Because here's the thing: Kaleb never really did get to know my dad, at least not the pre-Alzheimer's dad. The day after Kaleb was born, Dad drove to the hospital on his own, and he got lost. My mom sat with me, waiting, for as long as she could, but she had to go to work. "He probably stopped to read the paper somewhere," she said, and I agreed, neither one of us acknowledging what had really happened. When he finally came into my room, he was matter-of-fact about it. "I couldn't find the damned place," he said. Then he held Kaleb, who didn't have a first name yet but whose middle name was already decided: Don, after my dad.
But here's the other thing that makes me equally as sad: Even if Dad didn't have Alzheimer's, Kaleb might still not have gotten "all that talking with Grandpa." Because, while Dad came to birthday dinners and holiday meals, he wasn't very involved in my kids' lives. He wasn't the sort of Grandpa who'd show up and take a grandkid or two out for a Happy Meal or a trip to the park. He didn't really talk to them on the phone much, or try to get to know them. He was passive in the relationship.
Really, "sad" isn't even the right word: "pissed off" about sums it up. How could he not make an effort? How could he not cherish and develop a relationship with his grandchildren? If you asked Haley, Jacob, or Nathan, I don't think any one of them could tell you something specific they loved or admired about my dad, because they don't have any specific memories with him. They hardly remember what he was like, pre-disease.
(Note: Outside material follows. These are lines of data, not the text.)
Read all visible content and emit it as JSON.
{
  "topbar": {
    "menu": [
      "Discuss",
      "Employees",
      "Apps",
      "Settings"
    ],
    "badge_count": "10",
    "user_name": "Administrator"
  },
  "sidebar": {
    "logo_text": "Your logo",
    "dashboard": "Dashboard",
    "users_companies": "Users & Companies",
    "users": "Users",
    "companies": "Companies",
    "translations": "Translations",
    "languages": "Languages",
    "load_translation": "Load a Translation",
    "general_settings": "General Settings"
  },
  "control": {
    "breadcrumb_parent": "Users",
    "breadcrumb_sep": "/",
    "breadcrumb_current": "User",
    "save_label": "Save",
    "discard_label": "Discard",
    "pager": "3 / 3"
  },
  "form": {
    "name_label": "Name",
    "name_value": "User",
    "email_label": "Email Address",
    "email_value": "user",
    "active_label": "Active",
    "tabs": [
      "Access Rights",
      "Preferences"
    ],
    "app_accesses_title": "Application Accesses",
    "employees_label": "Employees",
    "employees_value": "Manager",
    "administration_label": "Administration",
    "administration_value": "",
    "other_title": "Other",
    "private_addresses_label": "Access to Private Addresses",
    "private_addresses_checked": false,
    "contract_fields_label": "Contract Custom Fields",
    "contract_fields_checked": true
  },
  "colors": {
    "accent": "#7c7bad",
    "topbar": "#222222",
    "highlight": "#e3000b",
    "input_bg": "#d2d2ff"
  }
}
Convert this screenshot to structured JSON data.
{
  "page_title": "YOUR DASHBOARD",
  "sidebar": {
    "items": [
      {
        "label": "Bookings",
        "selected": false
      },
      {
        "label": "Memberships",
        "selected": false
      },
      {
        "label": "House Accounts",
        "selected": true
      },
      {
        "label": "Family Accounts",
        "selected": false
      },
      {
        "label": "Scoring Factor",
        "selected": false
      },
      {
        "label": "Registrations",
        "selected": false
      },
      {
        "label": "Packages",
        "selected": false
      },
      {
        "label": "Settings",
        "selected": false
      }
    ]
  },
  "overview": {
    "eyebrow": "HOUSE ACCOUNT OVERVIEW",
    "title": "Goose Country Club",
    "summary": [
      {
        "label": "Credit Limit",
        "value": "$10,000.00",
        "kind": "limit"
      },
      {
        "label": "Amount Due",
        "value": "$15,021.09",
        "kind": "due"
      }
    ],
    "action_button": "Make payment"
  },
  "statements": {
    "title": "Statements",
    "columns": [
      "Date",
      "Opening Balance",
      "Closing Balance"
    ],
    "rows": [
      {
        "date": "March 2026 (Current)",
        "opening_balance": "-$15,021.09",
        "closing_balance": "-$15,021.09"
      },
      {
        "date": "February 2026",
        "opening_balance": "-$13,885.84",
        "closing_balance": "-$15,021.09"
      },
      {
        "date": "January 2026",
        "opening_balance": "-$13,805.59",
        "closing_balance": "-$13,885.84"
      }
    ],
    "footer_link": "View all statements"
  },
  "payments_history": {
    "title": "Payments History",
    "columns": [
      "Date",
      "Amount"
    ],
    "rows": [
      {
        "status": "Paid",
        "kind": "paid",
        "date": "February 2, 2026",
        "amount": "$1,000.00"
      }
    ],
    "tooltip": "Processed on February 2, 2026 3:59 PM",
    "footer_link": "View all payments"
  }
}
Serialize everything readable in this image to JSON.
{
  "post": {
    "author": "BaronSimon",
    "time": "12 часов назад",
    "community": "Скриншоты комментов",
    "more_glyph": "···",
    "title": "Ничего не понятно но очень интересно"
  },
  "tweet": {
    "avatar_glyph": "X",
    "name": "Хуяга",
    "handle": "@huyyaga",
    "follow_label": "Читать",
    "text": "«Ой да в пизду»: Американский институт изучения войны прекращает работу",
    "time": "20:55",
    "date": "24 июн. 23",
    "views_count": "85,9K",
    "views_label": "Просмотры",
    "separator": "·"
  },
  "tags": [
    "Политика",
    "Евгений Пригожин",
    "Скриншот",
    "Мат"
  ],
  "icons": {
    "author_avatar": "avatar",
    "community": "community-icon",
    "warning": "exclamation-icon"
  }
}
Maybe it is wrong to say that I feel anger towards my father. After all, he is ill, and disease should dissolve the past hurt feelings. It should offer at least that much: in the place of memory, absolution. I fragment of poem keeps repeating in my head: "What is elegy but the attempt/To rebreathe life/Into what the gone one once was/Before he grew to enormity." (Mary Jo Bang.) Alzheimer's tries to make him bulge into enormity: larger than life, impervious to anger. Immune to it. Blessed only for the good parts.
How odd that this is a damage the disease inflicts: it not only takes away the ability to tell the person you love you love him (and everything else good you should have said more often), it strips away the chance you had to say how could you? Your anger or disappointment cannot be expressed and so it hangs in your heart, a bitterness, a hook, a biting dark thing you are ashamed of.